Usage has increased exponentially with there now being more e-mails sent electronically in a month than first class letters delivered by the U.S. Postal Service.
Here are five ways the Internet will change the way that contractors do business in the future.
1. The computer will become as cheap or cheaper than a standard TV set.
Computer prices are getting lower and lower, which means that in a few years the cost of a computer to do basic things like access the Internet and send and receive e-mail will cost what the average TV set does today.
More people will have access to a wide range of information. Much of the information will be free.
2. The speed at which you access the Internet will increase.
Access to the Internet over standard telephone lines with a modem is slow. People have to wait minutes to get to or download information. We now see high-speed phone lines being installed throughout the country.
Older high-speed technology uses the ISDN (integrated subscriber digital network), which is available in most areas of the United States. These lines are about three times faster than standard phone line modems. Now digital subscriber lines (DSLs) are starting to become available. With DSLs, you choose the speed you want (up to 200 times faster than standard phone line access).
Right now the prices are such that these phone lines are being used mainly by businesses. However, the prices will go down as the availability and competition increases, and they become more cost effective for consumers at home.
From a contractor’s perspective, you will be able to search for information from manufacturers more quickly than you could make a telephone call. This saves you time and money.
3. The Internet gives your customer access to a lot of information when they want it.
More customers get on-line every month. They have found a new tool to search for information, communicate with others, and find answers to their questions and problems.
They search for answers to their home repairs and maintenance problems and are looking for companies who can help them. They want to make an intelligent choice. If your company is not there, your competition will be.
In addition, customers want the information on their time. This means if they log on at 10 p.m. or 5 a.m., they can access the information they need.
Your Web site is like a two-way Yellow Pages ad. However, on your Web site you can tell your story in as much detail as you want, for a much lower cost.
Many salespeople are finding that when they go to potential customers’ homes, some customers have already done their homework. They may have printed out information from the Web sites of the major manufacturers, your company, your competition, or the U.S. government.
This customer may be totally confused and will probably have a lot of questions. It is up to the salesperson to provide those answers to win the order.
4. Your Web site address will become as important as your telephone number.
People will be able to contact you through the Internet. You’ll have to break through the clutter by putting your website address on your company’s trucks, invoices, business cards, stationery, and anywhere else you put your telephone number.
5. Innovative groups are already using the Internet to help contractors.
Some groups are already using the Internet to help share business ideas, information, and training. For example, Area51hvac.com has a live chat session each Wednesday evening for contractors who want to log on, write questions to experts, and get a reply in writing. Just log onto Groom Lake on Wednesday evening, 8 p.m. EST, and start typing. It’s free for anyone who wants to participate.

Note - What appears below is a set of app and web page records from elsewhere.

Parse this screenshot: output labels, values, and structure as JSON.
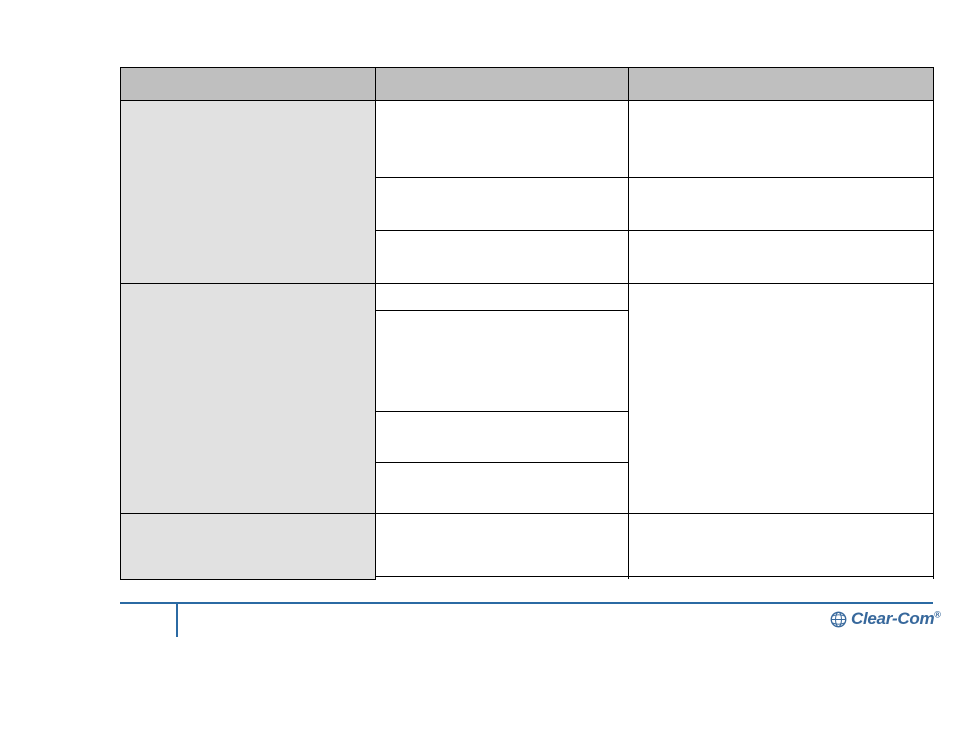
{
  "table": {
    "headers": [
      "",
      "",
      ""
    ],
    "rows": [
      {
        "cat": "",
        "cells": [
          {
            "center": "",
            "right": ""
          },
          {
            "center": "",
            "right": ""
          },
          {
            "center": "",
            "right": ""
          }
        ]
      },
      {
        "cat": "",
        "right_merged": "",
        "cells_center": [
          "",
          "",
          "",
          ""
        ]
      },
      {
        "cat": "",
        "cells": [
          {
            "center": "",
            "right": ""
          }
        ]
      }
    ]
  },
  "footer": {
    "page_number": "",
    "logo_text": "Clear-Com",
    "logo_reg": "®"
  }
}
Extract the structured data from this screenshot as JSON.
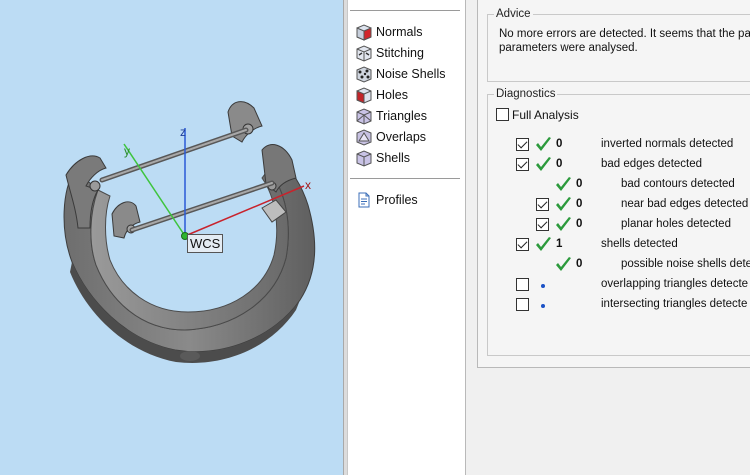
{
  "viewport": {
    "axis_labels": {
      "x": "x",
      "y": "y",
      "z": "z"
    },
    "wcs_label": "WCS",
    "axis_colors": {
      "x": "#c8232c",
      "y": "#3ec43e",
      "z": "#2a5ad6"
    },
    "background": "#bcdcf4"
  },
  "tools": {
    "items": [
      {
        "label": "Normals",
        "icon": "normals-icon"
      },
      {
        "label": "Stitching",
        "icon": "stitching-icon"
      },
      {
        "label": "Noise Shells",
        "icon": "noise-shells-icon"
      },
      {
        "label": "Holes",
        "icon": "holes-icon"
      },
      {
        "label": "Triangles",
        "icon": "triangles-icon"
      },
      {
        "label": "Overlaps",
        "icon": "overlaps-icon"
      },
      {
        "label": "Shells",
        "icon": "shells-icon"
      }
    ],
    "profiles": {
      "label": "Profiles",
      "icon": "profiles-icon"
    }
  },
  "advice": {
    "title": "Advice",
    "line1": "No more errors are detected. It seems that the pa",
    "line2": "parameters were analysed."
  },
  "diagnostics": {
    "title": "Diagnostics",
    "full_analysis": {
      "label": "Full Analysis",
      "checked": false
    },
    "rows": [
      {
        "checked": true,
        "status": "ok",
        "count": "0",
        "label": "inverted normals detected"
      },
      {
        "checked": true,
        "status": "ok",
        "count": "0",
        "label": "bad edges detected"
      },
      {
        "checked": null,
        "status": "ok",
        "count": "0",
        "label": "bad contours detected"
      },
      {
        "checked": true,
        "status": "ok",
        "count": "0",
        "label": "near bad edges detected"
      },
      {
        "checked": true,
        "status": "ok",
        "count": "0",
        "label": "planar holes detected"
      },
      {
        "checked": true,
        "status": "ok",
        "count": "1",
        "label": "shells detected"
      },
      {
        "checked": null,
        "status": "ok",
        "count": "0",
        "label": "possible noise shells detec"
      },
      {
        "checked": false,
        "status": "pending",
        "count": "",
        "label": "overlapping triangles detecte"
      },
      {
        "checked": false,
        "status": "pending",
        "count": "",
        "label": "intersecting triangles detecte"
      }
    ]
  }
}
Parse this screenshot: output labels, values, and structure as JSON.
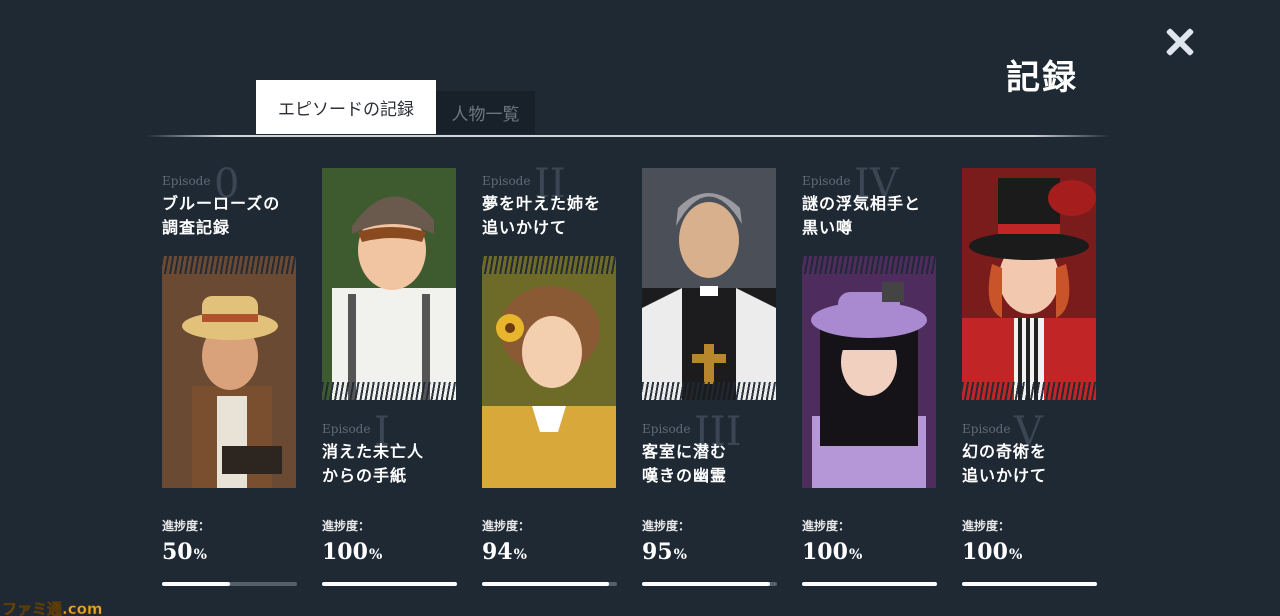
{
  "header": {
    "title": "記録",
    "close_icon": "close-icon"
  },
  "tabs": [
    {
      "label": "エピソードの記録",
      "active": true
    },
    {
      "label": "人物一覧",
      "active": false
    }
  ],
  "episodes": [
    {
      "word": "Episode",
      "numeral": "0",
      "title": "ブルーローズの\n調査記録",
      "progress_label": "進捗度：",
      "progress_value": "50",
      "unit": "%",
      "progress": 0.5,
      "portrait": "man-straw-hat-portrait",
      "bg": "#6b4a34"
    },
    {
      "word": "Episode",
      "numeral": "I",
      "title": "消えた未亡人\nからの手紙",
      "progress_label": "進捗度：",
      "progress_value": "100",
      "unit": "%",
      "progress": 1.0,
      "portrait": "boy-flat-cap-portrait",
      "bg": "#3e5a2f"
    },
    {
      "word": "Episode",
      "numeral": "II",
      "title": "夢を叶えた姉を\n追いかけて",
      "progress_label": "進捗度：",
      "progress_value": "94",
      "unit": "%",
      "progress": 0.94,
      "portrait": "girl-yellow-flower-portrait",
      "bg": "#6e6a28"
    },
    {
      "word": "Episode",
      "numeral": "III",
      "title": "客室に潜む\n嘆きの幽霊",
      "progress_label": "進捗度：",
      "progress_value": "95",
      "unit": "%",
      "progress": 0.95,
      "portrait": "priest-portrait",
      "bg": "#4a4f58"
    },
    {
      "word": "Episode",
      "numeral": "IV",
      "title": "謎の浮気相手と\n黒い噂",
      "progress_label": "進捗度：",
      "progress_value": "100",
      "unit": "%",
      "progress": 1.0,
      "portrait": "woman-purple-hat-portrait",
      "bg": "#4e2d5e"
    },
    {
      "word": "Episode",
      "numeral": "V",
      "title": "幻の奇術を\n追いかけて",
      "progress_label": "進捗度：",
      "progress_value": "100",
      "unit": "%",
      "progress": 1.0,
      "portrait": "magician-woman-portrait",
      "bg": "#7a1c1c"
    }
  ],
  "watermark": "ファミ通.com"
}
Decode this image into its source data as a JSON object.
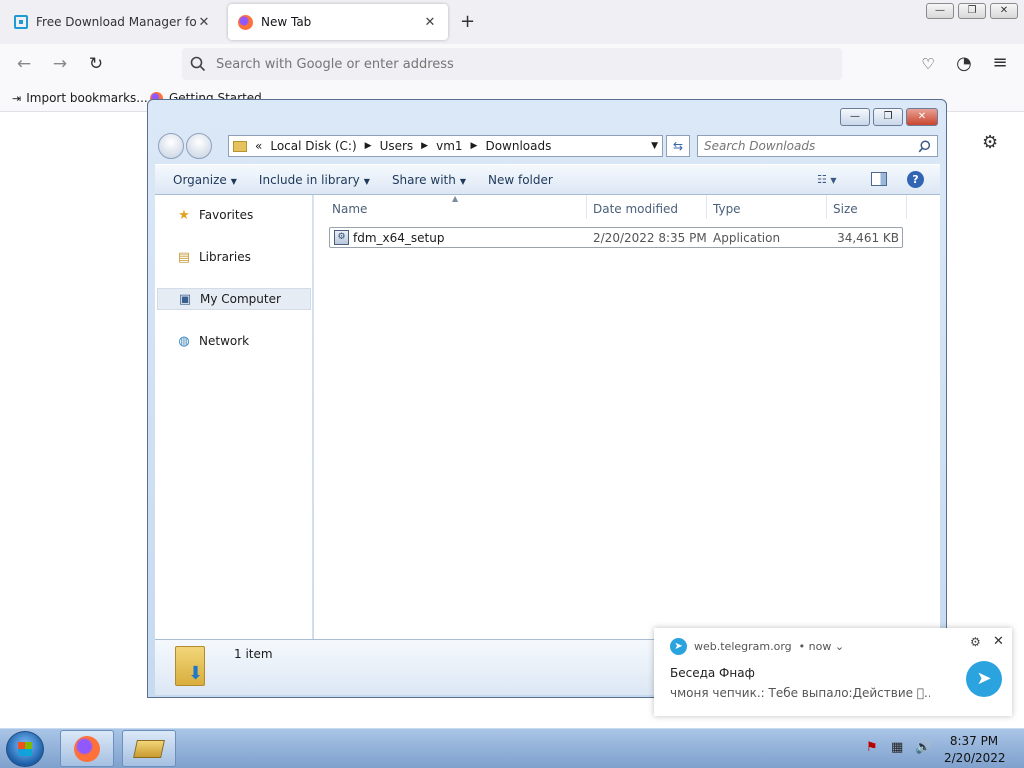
{
  "browser": {
    "tabs": [
      {
        "title": "Free Download Manager for Wi",
        "close": "✕"
      },
      {
        "title": "New Tab",
        "close": "✕"
      }
    ],
    "new_tab": "+",
    "window_controls": {
      "minimize": "—",
      "restore": "❐",
      "close": "✕"
    },
    "nav": {
      "back": "←",
      "forward": "→",
      "reload": "↻"
    },
    "url_placeholder": "Search with Google or enter address",
    "toolbar_icons": {
      "pocket": "♡",
      "account": "◔",
      "menu": "≡"
    },
    "bookmarks": [
      {
        "label": "Import bookmarks..."
      },
      {
        "label": "Getting Started"
      }
    ],
    "settings_icon": "⚙"
  },
  "explorer": {
    "window_controls": {
      "minimize": "—",
      "restore": "❐",
      "close": "✕"
    },
    "address": {
      "overflow": "«",
      "crumbs": [
        "Local Disk (C:)",
        "Users",
        "vm1",
        "Downloads"
      ],
      "separator": "▶",
      "dropdown": "▼",
      "refresh": "⇆"
    },
    "search_placeholder": "Search Downloads",
    "toolbar": {
      "organize": "Organize",
      "include_in_library": "Include in library",
      "share_with": "Share with",
      "new_folder": "New folder",
      "arrow": "▼"
    },
    "nav_items": [
      {
        "label": "Favorites",
        "icon": "★"
      },
      {
        "label": "Libraries",
        "icon": "▤"
      },
      {
        "label": "My Computer",
        "icon": "▣"
      },
      {
        "label": "Network",
        "icon": "◍"
      }
    ],
    "columns": {
      "name": "Name",
      "date_modified": "Date modified",
      "type": "Type",
      "size": "Size"
    },
    "files": [
      {
        "name": "fdm_x64_setup",
        "date": "2/20/2022 8:35 PM",
        "type": "Application",
        "size": "34,461 KB"
      }
    ],
    "status": "1 item"
  },
  "notification": {
    "source": "web.telegram.org",
    "time": "• now ⌄",
    "title": "Беседа Фнаф",
    "body": "чмоня чепчик.: Тебе выпало:Действие 🏿...",
    "settings": "⚙",
    "close": "✕"
  },
  "taskbar": {
    "time": "8:37 PM",
    "date": "2/20/2022"
  }
}
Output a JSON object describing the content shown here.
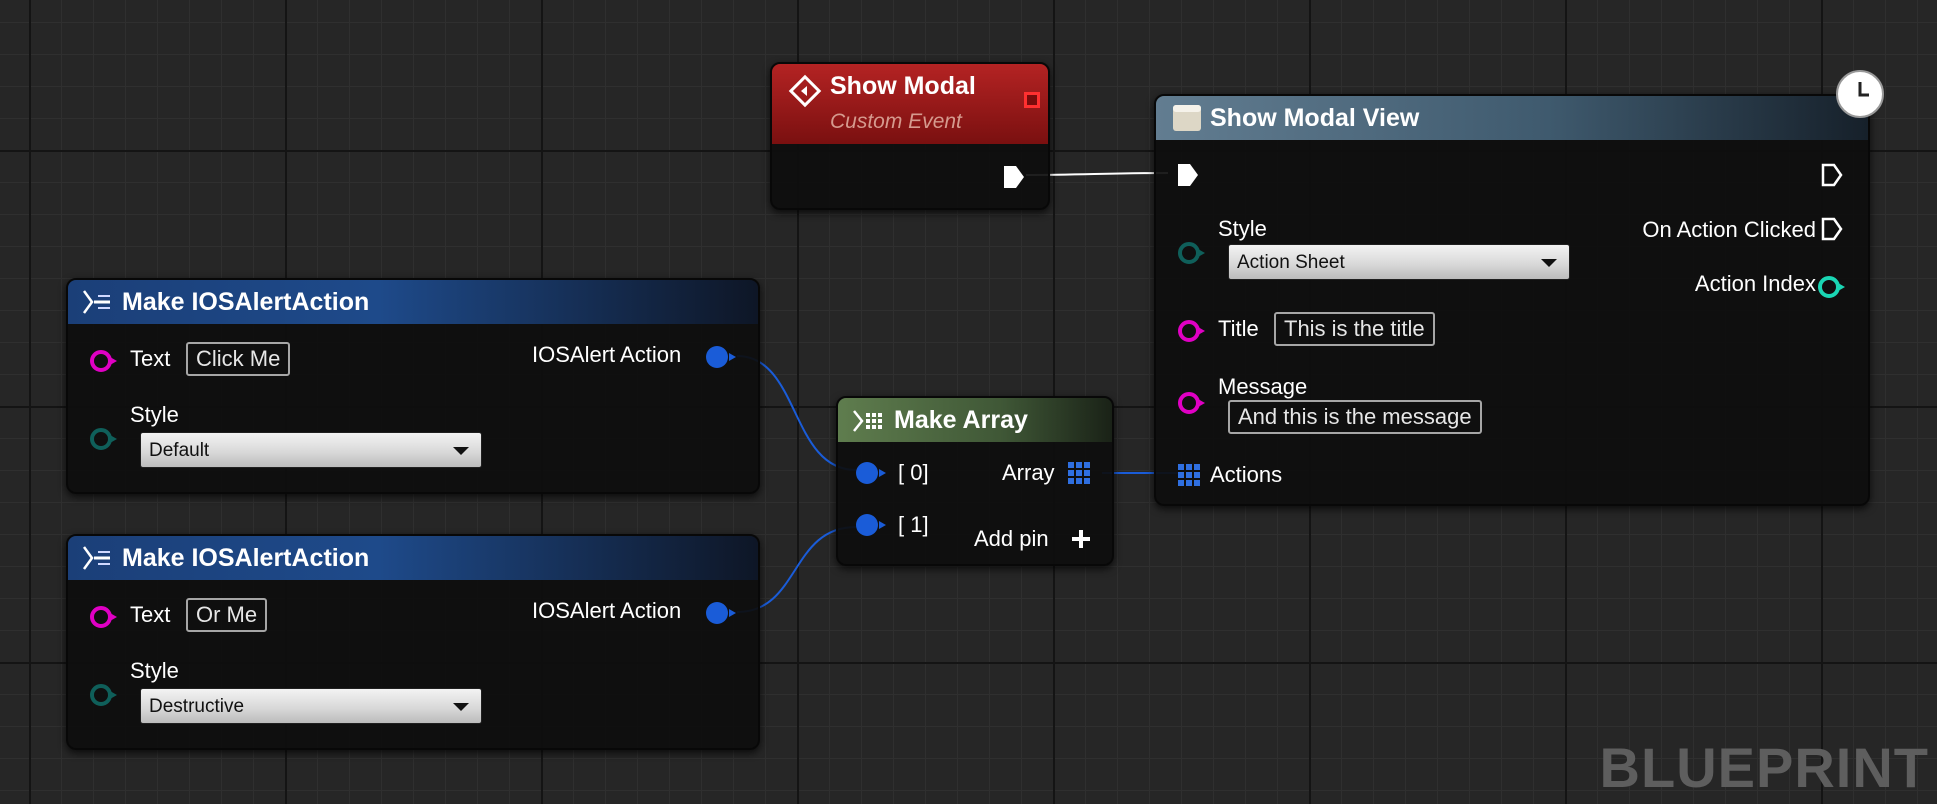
{
  "colors": {
    "exec_wire": "#ffffff",
    "struct_pin": "#1a5cd8",
    "text_pin": "#e000c4",
    "enum_pin": "#0f5f5a",
    "int_pin": "#1ad6b4"
  },
  "watermark": "BLUEPRINT",
  "show_modal": {
    "icon": "custom-event-diamond-icon",
    "title": "Show Modal",
    "subtitle": "Custom Event"
  },
  "show_modal_view": {
    "icon": "function-icon",
    "title": "Show Modal View",
    "style_label": "Style",
    "style_value": "Action Sheet",
    "title_label": "Title",
    "title_value": "This is the title",
    "message_label": "Message",
    "message_value": "And this is the message",
    "actions_label": "Actions",
    "on_action_clicked_label": "On Action Clicked",
    "action_index_label": "Action Index",
    "latent_icon": "clock-icon"
  },
  "make_array": {
    "icon": "make-array-icon",
    "title": "Make Array",
    "pin0_label": "[ 0]",
    "pin1_label": "[ 1]",
    "array_label": "Array",
    "add_pin_label": "Add pin",
    "add_pin_icon": "plus-icon"
  },
  "alert_action_1": {
    "icon": "make-struct-icon",
    "title": "Make IOSAlertAction",
    "text_label": "Text",
    "text_value": "Click Me",
    "style_label": "Style",
    "style_value": "Default",
    "output_label": "IOSAlert Action"
  },
  "alert_action_2": {
    "icon": "make-struct-icon",
    "title": "Make IOSAlertAction",
    "text_label": "Text",
    "text_value": "Or Me",
    "style_label": "Style",
    "style_value": "Destructive",
    "output_label": "IOSAlert Action"
  }
}
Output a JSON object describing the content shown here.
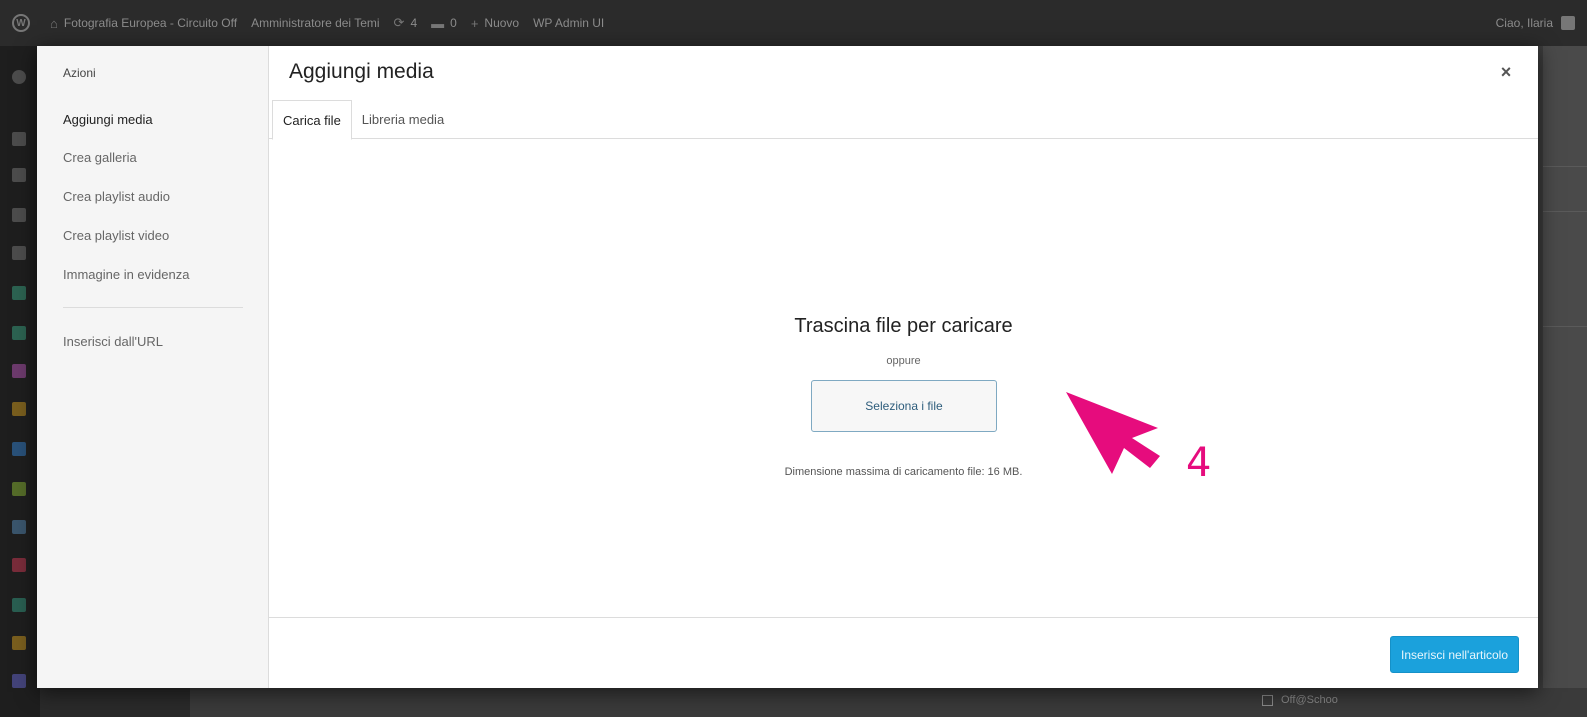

(News contractor relations editor John R. Hall hosted the Nov. 24 session.)
Contractors also have access to live, totally interactive two-way training and communications over the Internet through American Contractors Exchange in Norcross, GA (www.acecon tractor.com).
This is a membership group of contractors who have weekly training in their shops for technicians and field personnel, as well as monthly networking groups for owners, dispatchers, service managers, salespeople, and bookkeepers. They share ideas that help in business as well as learn information that will help in the field.
Summing upDoing business in the Internet age is different. Customers have access to much more information when they want it.
As a result, they are asking more questions and are becoming much more demanding. You have to satisfy their demands to win and keep their business.
So, what does this mean for contractors?
Most every contractor has a fax machine. We can’t imagine doing business without one. Within the next few years, most every contractor will have — and use — an e-mail address and website. It will become part of the normal method of communicating with employees, customers, and suppliers.